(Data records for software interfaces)
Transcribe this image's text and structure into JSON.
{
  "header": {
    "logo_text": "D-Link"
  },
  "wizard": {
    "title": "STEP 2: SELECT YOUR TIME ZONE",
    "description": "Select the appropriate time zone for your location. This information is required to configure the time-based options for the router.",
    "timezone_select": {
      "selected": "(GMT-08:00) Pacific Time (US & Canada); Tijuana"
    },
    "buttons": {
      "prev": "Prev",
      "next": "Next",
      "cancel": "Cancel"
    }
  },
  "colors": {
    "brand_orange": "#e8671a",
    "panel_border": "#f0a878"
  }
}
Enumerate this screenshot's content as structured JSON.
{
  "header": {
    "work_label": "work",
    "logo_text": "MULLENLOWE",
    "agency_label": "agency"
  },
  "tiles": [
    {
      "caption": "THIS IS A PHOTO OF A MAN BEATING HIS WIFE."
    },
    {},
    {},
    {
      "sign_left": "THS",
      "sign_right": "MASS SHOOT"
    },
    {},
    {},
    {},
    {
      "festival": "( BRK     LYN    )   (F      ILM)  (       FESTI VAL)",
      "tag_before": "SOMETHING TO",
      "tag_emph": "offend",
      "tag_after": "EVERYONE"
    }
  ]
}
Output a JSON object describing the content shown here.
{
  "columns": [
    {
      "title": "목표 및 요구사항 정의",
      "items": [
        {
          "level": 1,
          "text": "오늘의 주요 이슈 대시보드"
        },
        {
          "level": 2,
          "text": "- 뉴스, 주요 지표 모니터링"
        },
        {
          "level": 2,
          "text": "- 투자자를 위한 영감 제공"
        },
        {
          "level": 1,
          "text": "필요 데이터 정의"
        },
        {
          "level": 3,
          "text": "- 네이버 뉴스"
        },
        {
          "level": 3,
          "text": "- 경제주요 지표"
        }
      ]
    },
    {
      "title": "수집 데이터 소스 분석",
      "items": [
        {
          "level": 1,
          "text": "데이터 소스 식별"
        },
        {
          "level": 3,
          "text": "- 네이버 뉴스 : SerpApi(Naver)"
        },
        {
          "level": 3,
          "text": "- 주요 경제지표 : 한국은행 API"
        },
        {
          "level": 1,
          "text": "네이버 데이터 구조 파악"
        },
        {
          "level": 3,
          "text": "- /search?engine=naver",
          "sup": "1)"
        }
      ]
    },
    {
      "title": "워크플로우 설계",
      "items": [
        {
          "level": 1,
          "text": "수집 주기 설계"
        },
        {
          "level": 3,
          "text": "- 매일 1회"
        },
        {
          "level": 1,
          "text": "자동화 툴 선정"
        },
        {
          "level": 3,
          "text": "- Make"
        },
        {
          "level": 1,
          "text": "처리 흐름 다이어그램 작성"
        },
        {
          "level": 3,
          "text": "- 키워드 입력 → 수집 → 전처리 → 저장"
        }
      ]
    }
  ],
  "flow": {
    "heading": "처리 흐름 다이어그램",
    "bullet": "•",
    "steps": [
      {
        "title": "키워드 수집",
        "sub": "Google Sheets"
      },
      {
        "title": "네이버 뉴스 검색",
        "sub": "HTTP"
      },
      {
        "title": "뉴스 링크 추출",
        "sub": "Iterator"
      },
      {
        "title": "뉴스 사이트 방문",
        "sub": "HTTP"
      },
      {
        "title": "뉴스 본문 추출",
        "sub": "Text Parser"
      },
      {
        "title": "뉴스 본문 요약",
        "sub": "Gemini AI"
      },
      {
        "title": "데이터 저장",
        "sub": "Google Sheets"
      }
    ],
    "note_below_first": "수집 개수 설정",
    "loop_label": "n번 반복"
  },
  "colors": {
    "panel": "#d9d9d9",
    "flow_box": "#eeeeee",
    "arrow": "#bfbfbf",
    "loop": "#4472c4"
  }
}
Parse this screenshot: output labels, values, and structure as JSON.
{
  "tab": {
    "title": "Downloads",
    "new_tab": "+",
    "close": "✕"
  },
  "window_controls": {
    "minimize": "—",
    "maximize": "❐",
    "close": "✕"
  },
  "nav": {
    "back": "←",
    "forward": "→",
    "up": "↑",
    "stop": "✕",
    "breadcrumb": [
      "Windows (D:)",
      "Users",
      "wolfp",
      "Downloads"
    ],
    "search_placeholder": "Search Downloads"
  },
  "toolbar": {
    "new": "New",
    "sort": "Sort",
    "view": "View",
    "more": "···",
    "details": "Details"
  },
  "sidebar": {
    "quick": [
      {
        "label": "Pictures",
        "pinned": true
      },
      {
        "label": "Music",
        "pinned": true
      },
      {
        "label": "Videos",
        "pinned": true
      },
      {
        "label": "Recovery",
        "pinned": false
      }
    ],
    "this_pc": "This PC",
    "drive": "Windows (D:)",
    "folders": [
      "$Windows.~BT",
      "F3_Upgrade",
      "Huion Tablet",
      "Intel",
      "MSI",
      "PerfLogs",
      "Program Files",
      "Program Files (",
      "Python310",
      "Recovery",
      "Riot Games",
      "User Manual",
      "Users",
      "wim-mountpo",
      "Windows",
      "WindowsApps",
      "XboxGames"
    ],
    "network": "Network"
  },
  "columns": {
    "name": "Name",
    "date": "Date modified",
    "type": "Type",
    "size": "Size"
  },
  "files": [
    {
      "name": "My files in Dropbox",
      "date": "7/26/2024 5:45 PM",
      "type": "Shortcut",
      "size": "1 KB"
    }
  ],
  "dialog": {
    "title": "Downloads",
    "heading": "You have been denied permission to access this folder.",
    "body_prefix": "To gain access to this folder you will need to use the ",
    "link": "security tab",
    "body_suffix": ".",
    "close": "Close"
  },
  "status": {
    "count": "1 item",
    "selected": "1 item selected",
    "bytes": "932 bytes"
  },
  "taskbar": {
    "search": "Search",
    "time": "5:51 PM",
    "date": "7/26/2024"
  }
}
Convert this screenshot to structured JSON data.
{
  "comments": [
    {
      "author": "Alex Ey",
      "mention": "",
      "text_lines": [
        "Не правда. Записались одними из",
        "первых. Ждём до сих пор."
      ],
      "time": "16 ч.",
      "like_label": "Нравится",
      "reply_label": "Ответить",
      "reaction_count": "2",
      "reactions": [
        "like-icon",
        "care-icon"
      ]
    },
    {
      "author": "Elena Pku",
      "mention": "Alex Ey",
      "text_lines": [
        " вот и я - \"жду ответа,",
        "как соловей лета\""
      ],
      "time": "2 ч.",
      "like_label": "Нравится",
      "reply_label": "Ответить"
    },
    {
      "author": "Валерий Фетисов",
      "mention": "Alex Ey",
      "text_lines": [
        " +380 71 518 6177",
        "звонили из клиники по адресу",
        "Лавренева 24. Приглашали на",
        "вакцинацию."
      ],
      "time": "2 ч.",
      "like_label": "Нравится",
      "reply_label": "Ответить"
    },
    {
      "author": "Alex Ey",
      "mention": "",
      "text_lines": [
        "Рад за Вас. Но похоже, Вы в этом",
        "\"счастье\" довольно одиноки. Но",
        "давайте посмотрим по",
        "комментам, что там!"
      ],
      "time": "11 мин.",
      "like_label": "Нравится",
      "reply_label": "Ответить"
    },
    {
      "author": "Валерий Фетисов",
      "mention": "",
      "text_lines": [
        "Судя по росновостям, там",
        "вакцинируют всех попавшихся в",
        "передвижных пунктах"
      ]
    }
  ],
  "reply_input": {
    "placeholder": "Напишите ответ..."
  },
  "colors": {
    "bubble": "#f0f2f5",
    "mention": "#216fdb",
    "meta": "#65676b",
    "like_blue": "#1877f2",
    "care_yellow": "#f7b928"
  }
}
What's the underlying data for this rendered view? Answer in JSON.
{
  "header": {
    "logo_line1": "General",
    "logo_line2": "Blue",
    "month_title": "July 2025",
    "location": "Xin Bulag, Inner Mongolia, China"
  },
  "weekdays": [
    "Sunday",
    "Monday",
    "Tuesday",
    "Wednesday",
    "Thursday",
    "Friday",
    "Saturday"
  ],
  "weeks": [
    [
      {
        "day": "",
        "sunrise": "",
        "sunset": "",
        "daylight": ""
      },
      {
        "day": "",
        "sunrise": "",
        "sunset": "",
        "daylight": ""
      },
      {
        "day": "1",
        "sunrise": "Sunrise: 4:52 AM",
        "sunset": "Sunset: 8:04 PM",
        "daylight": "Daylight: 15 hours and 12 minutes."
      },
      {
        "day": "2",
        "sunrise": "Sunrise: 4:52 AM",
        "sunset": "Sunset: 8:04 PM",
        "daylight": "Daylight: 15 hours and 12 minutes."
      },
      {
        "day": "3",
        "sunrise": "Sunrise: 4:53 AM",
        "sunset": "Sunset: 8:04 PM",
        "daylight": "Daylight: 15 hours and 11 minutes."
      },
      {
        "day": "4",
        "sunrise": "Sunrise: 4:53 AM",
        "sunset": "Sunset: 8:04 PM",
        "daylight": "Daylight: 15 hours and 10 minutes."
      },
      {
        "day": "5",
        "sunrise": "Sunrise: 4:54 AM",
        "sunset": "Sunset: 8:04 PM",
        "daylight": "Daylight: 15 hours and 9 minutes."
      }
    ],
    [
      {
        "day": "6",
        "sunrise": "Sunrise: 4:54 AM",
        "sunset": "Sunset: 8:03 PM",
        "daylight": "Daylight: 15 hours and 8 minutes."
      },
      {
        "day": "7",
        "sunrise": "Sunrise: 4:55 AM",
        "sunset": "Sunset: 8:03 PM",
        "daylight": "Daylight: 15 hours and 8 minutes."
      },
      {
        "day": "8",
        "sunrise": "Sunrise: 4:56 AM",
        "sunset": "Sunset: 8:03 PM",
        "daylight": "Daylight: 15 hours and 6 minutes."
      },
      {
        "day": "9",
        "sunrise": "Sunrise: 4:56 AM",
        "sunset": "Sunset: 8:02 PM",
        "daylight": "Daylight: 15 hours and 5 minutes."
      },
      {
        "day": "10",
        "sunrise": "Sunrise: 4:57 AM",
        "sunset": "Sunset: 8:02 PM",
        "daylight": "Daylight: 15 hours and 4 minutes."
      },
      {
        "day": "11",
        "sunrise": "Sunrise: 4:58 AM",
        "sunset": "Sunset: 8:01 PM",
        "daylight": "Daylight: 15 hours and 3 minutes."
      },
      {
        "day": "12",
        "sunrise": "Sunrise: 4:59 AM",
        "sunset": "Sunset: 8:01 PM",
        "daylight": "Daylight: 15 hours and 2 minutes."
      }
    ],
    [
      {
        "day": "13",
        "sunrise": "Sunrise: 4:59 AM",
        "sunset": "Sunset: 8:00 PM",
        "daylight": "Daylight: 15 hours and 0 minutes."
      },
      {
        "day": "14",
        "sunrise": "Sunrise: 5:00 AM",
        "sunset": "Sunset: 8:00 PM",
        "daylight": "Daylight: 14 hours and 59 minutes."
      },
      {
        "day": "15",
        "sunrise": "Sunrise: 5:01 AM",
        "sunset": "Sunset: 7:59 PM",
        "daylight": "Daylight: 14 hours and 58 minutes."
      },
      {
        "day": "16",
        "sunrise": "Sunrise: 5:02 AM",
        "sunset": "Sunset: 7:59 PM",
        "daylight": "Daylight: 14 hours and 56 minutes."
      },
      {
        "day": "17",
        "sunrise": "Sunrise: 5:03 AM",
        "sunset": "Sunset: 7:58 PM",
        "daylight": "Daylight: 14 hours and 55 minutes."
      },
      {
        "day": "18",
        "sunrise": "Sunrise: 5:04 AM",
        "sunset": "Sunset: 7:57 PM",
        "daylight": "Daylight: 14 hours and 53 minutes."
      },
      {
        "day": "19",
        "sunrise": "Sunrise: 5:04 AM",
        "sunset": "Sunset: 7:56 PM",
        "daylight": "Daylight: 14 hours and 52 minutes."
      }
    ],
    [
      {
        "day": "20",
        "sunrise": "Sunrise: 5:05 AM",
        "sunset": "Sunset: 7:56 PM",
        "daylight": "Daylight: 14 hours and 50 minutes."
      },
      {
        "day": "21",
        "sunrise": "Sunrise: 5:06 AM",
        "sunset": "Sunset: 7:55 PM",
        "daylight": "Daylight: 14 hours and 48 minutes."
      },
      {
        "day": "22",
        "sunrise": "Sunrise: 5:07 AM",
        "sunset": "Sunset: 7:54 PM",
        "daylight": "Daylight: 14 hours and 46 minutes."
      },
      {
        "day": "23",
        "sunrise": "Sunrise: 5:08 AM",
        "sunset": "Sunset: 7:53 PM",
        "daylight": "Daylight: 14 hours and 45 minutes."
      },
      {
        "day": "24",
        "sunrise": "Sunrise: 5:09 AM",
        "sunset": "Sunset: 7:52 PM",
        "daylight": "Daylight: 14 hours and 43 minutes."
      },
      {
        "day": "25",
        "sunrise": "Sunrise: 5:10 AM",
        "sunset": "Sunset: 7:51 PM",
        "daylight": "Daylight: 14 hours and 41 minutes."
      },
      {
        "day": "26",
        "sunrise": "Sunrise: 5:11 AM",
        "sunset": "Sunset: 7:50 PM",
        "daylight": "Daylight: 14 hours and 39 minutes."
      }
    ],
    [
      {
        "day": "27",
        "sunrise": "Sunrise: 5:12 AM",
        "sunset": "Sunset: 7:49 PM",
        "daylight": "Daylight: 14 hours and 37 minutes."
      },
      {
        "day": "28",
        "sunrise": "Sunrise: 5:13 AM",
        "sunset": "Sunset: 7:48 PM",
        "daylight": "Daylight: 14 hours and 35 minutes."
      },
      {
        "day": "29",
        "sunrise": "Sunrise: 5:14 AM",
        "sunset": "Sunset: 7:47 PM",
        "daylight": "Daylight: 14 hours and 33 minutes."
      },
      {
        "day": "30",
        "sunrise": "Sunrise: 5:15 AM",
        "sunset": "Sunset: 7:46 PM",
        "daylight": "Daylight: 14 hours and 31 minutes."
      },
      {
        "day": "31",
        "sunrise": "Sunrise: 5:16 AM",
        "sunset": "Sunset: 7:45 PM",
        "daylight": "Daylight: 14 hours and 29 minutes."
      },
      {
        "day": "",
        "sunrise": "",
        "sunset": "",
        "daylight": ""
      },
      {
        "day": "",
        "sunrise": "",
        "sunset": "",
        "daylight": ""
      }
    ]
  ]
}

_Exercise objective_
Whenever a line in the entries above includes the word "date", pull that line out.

_Result of the exercise_
    "date": "Date modified",
      "date": "7/26/2024 5:45 PM",
    "date": "7/26/2024"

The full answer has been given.